• What this task involves
Filter the entries, keeping every line with the string "пароль".

BEGIN Data excerpts

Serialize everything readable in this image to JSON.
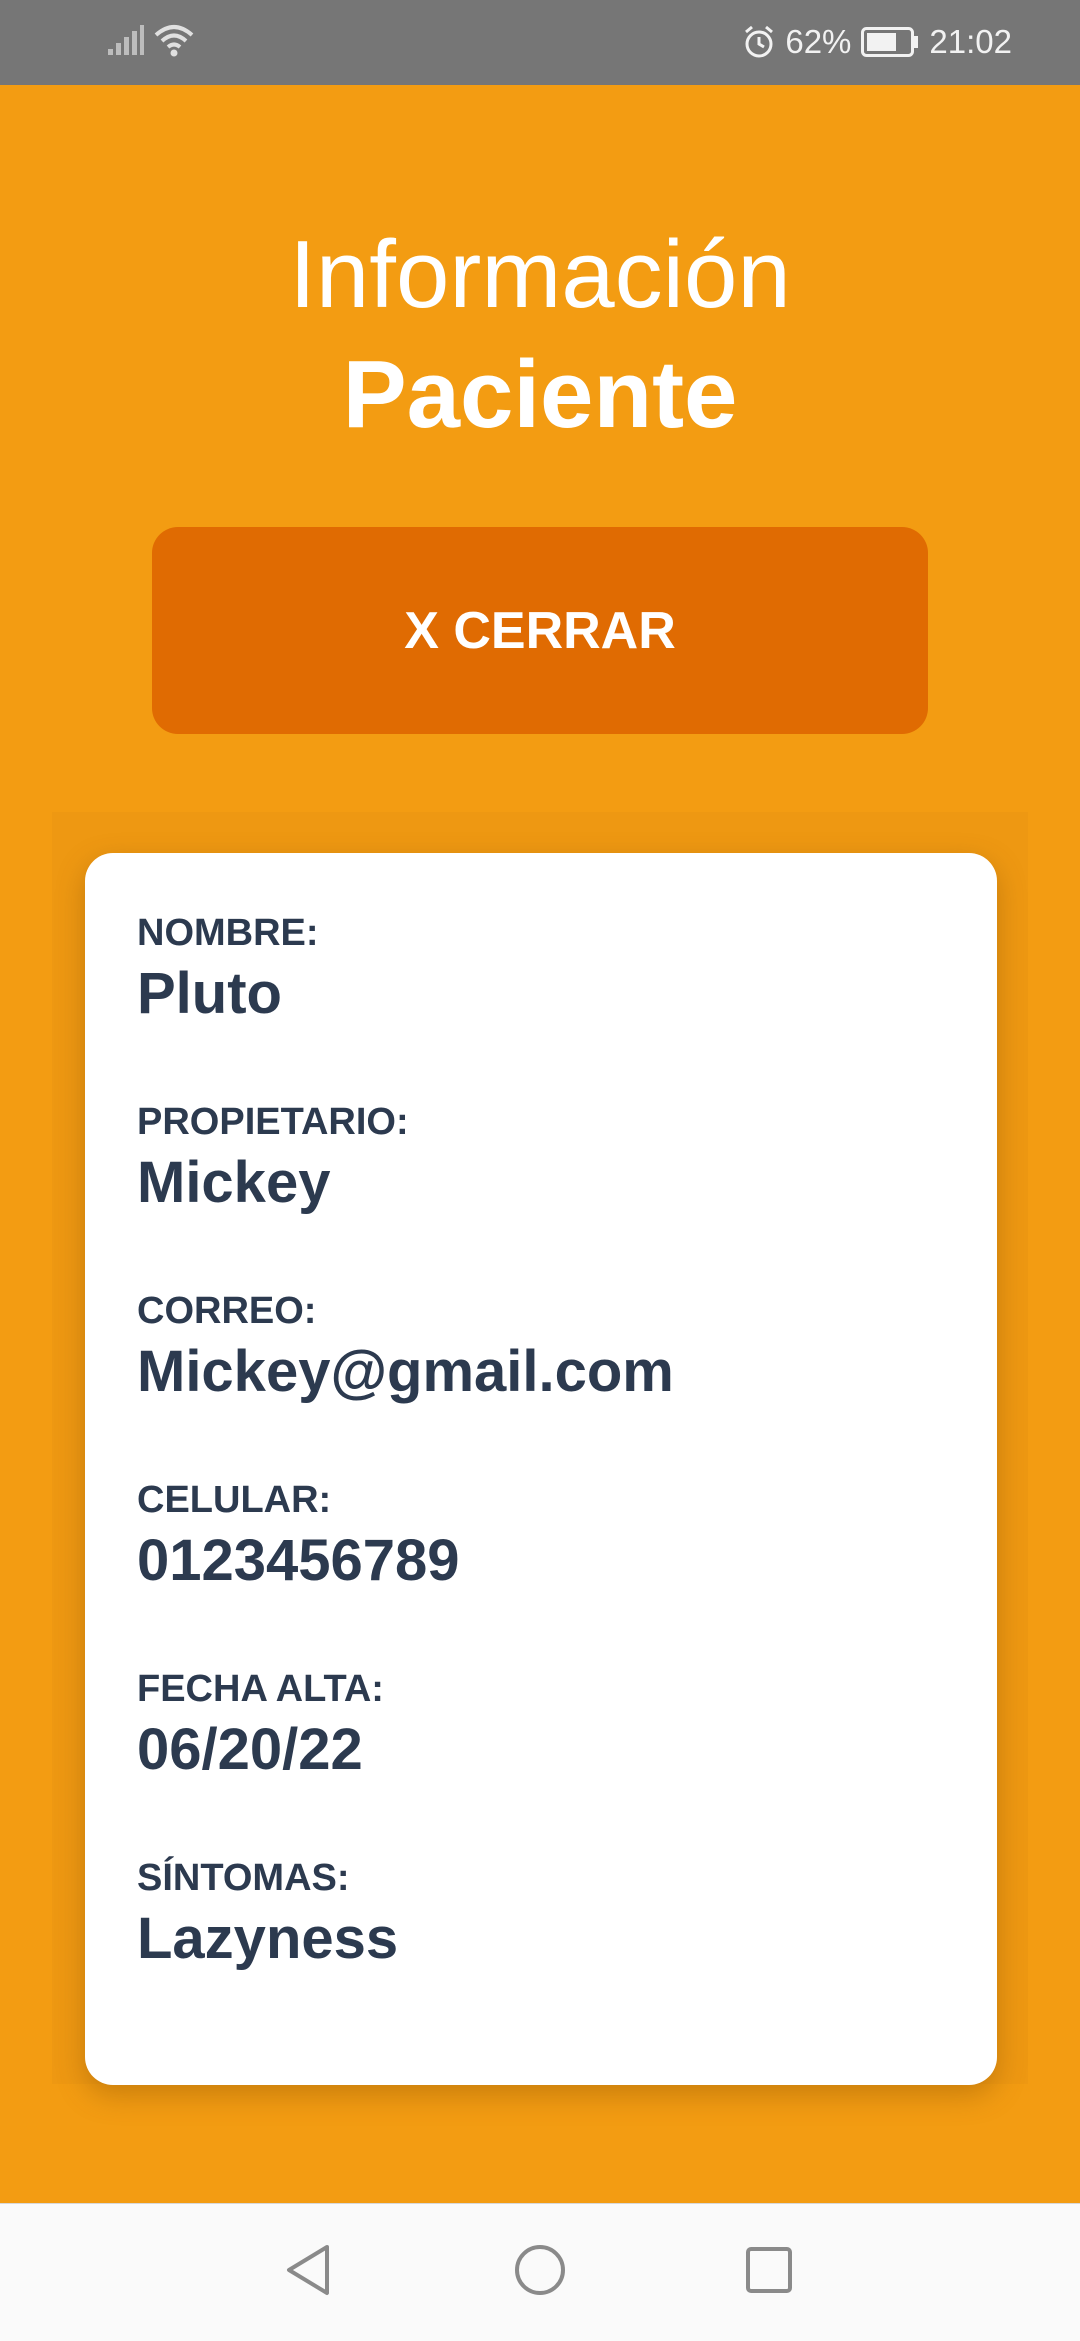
{
  "status_bar": {
    "battery": "62%",
    "time": "21:02",
    "icons": [
      "signal-icon",
      "wifi-icon",
      "alarm-icon",
      "battery-icon"
    ]
  },
  "header": {
    "title_line1": "Información",
    "title_line2": "Paciente"
  },
  "close_button": {
    "label": "X CERRAR"
  },
  "patient": {
    "fields": [
      {
        "label": "NOMBRE:",
        "value": "Pluto"
      },
      {
        "label": "PROPIETARIO:",
        "value": "Mickey"
      },
      {
        "label": "CORREO:",
        "value": "Mickey@gmail.com"
      },
      {
        "label": "CELULAR:",
        "value": "0123456789"
      },
      {
        "label": "FECHA ALTA:",
        "value": "06/20/22"
      },
      {
        "label": "SÍNTOMAS:",
        "value": "Lazyness"
      }
    ]
  },
  "nav_bar": {
    "buttons": [
      "back-icon",
      "home-icon",
      "recents-icon"
    ]
  },
  "colors": {
    "background": "#f39c12",
    "button": "#e06b02",
    "card": "#ffffff",
    "text": "#2c3a4f",
    "status_bar": "#767676"
  }
}
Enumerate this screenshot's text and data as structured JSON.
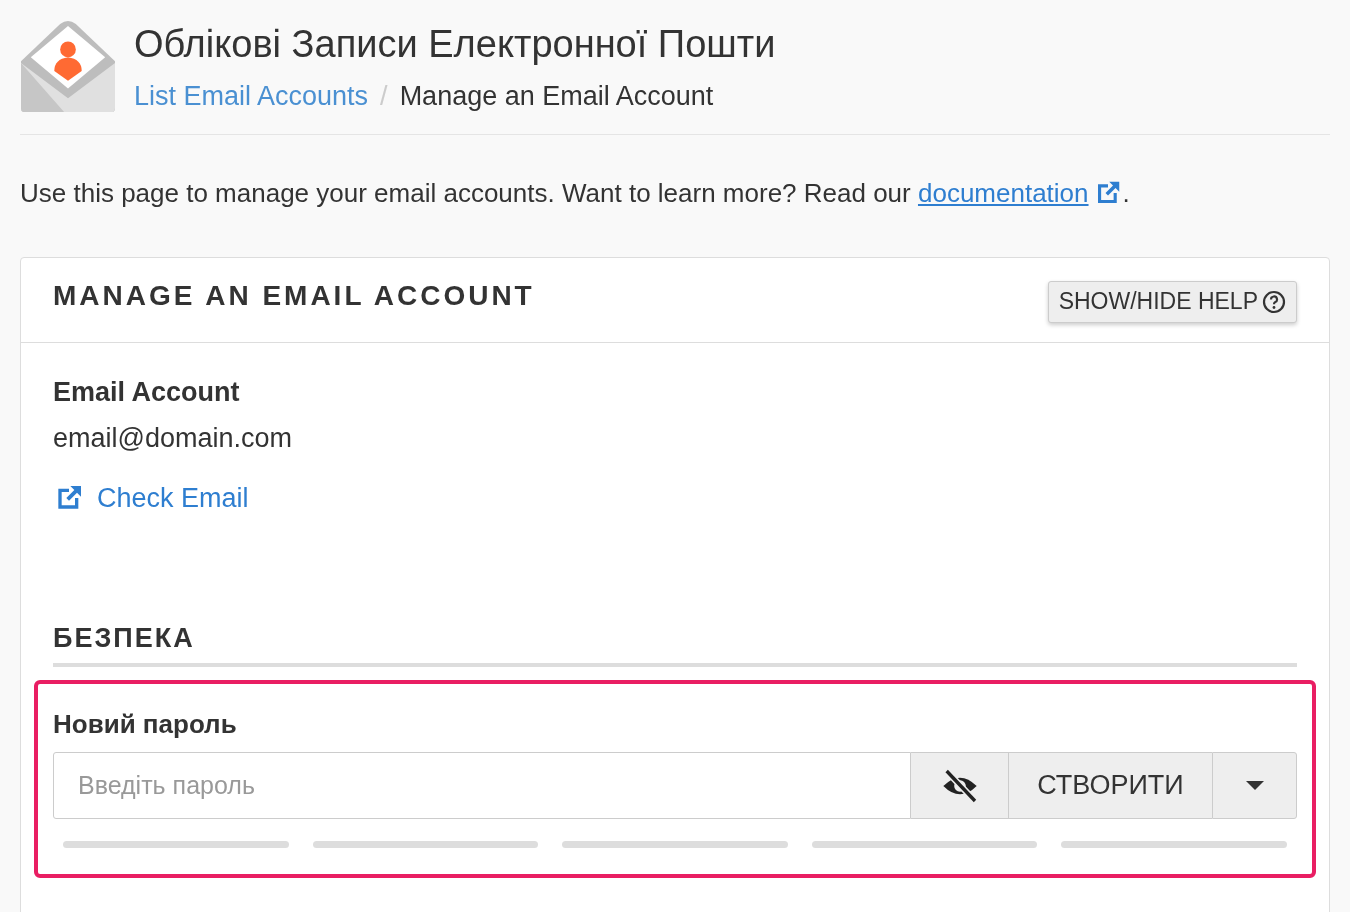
{
  "page": {
    "title": "Облікові Записи Електронної Пошти"
  },
  "breadcrumb": [
    {
      "label": "List Email Accounts",
      "kind": "link"
    },
    {
      "label": "/",
      "kind": "separator"
    },
    {
      "label": "Manage an Email Account",
      "kind": "current"
    }
  ],
  "description": {
    "text": "Use this page to manage your email accounts. Want to learn more? Read our",
    "link": "documentation",
    "end": "."
  },
  "panel": {
    "title": "MANAGE AN EMAIL ACCOUNT",
    "help_button": "SHOW/HIDE HELP",
    "account_label": "Email Account",
    "account_value": "email@domain.com",
    "check_email": "Check Email",
    "section_title": "БЕЗПЕКА",
    "password": {
      "label": "Новий пароль",
      "placeholder": "Введіть пароль",
      "highlighted": true,
      "generate_button": "СТВОРИТИ",
      "strength": {
        "level": 0
      }
    }
  }
}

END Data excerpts

• Result below
      "label": "Новий пароль",
      "placeholder": "Введіть пароль",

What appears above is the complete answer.